Speaking of justice, here’s a good way to avoid having more of your tickets challenged successfully: know the law. It’s astonishing how many officers can’t decipher the signs that they’re issuing violations about. It’s also surprising how many are unaware of which vehicles are allowed to park somewhere because of a permit. Of course, cities could help by providing clearer and more prominent signage (including about permits), but that’s no excuse for a parking professional. Getting the sign wrong on the ticket is probably the quickest way to lose your battle at the courthouse. Is there anything sillier than a car with a permit getting hit with a slew of tickets? (Incidentally, some flexibility on this would help. Must everyone hear the story about the car that was moved and marked “Do Not Ticket” by police because of an emergency later being papered over with violations?)
Don’t even get me started about ticket fraud. Sure, the drivers are the ones who are most likely to play schtick to avoid fines, but some ticket issuers seem to be happily unaware of how serious it is to just issue tickets willy-nilly to meet some goal. Judges have seen officers issue 10 tickets to 10 cars in 10 minutes, in locations that are scattered across five boroughs. They also hear cases of ticket-writers taking out personal vendettas against neighbors. There’s nothing to say here except: don’t.
On the subject of “don’ts” here’s another one: don’t give wrong advice to drivers. This scenario is actually more common than you might think. It goes like this: hapless driver, with screaming kids in the backseat, is desperate for a parking spot and can’t figure out the signage. He flails down a passing cop and asks if he’s allowed to park “there.” The enforcement officer, too busy or too distracted by the howling of the kids, doesn’t look carefully at all the signs, and says “sure.” Ten minutes later, while the family watches from the window of the fast food joint they scrambled into, another parking enforcement officer issues a citation. Voila—we’re now in court.
Similarly, don’t be afraid to admit a mistake to a driver. If the woman says she paid the meter and the stub fell off the dash and if she finds it after you’ve started writing out the ticket, void the ticket on the spot. It drives everyone crazy when the cause of justice is clear, but policy forces drivers into court.

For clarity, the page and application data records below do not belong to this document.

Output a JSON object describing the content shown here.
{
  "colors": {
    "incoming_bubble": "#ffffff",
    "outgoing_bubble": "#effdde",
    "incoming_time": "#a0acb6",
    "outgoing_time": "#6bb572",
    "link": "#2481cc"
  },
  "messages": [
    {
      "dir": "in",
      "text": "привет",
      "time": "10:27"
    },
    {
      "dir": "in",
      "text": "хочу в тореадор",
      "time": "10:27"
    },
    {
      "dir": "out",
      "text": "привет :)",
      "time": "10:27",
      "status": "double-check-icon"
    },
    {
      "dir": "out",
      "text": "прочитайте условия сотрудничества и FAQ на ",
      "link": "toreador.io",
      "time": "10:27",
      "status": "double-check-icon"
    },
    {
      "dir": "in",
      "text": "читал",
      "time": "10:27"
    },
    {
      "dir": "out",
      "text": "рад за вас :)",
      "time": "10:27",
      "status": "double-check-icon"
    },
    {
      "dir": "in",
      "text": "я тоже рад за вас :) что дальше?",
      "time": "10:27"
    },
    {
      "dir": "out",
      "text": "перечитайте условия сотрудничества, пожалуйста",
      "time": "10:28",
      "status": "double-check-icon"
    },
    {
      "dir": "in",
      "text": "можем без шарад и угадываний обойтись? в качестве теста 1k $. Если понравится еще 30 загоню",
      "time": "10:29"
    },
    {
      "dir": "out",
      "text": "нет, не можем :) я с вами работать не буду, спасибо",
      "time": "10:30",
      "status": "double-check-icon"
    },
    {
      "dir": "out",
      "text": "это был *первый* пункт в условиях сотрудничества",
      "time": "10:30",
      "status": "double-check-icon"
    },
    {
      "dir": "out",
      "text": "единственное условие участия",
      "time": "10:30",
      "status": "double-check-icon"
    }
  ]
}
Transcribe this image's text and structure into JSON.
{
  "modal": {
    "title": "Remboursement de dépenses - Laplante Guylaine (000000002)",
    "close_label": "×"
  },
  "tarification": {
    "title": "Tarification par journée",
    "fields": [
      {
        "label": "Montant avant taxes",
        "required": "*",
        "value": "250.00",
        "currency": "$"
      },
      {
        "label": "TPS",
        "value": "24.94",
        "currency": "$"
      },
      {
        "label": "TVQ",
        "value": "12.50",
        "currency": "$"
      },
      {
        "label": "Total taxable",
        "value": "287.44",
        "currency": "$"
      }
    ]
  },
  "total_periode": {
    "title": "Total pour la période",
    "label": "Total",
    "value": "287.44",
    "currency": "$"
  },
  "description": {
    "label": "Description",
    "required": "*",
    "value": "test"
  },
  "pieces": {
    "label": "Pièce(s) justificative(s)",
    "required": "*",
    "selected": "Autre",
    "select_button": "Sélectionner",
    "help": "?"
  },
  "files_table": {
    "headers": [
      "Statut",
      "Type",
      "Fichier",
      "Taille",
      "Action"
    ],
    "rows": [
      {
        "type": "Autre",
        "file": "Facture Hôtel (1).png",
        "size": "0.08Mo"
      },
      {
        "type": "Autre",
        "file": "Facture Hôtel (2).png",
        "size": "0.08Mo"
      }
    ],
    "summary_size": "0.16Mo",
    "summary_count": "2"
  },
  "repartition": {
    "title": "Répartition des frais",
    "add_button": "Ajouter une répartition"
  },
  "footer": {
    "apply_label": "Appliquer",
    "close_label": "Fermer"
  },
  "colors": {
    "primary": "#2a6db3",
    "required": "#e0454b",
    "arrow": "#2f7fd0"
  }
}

Finally, remember that when a ticket is fair, the driver usually knows it. Sometimes the best way to avoid court and ensure that a driver just pays is to give him or her a sympathetic smile. A little empathy, perhaps a small joke, a line about how no one can get away with it at this location–all of these things will subtly remind the violator that yes, he really is in the wrong. And in that case, even if your handwriting is awful, you mixed up a stop sign with a handicapped zone, and you forgot to sign the ticket, the driver will probably just glance at the dollar amount and be grateful it isn’t higher.
Haskell Nussbaum is a retired attorney and New York City parking ticket judge, and author of Beat That Parking Ticket, available at beatthatparkingticket.com. He can be reached at firstname.lastname@example.org.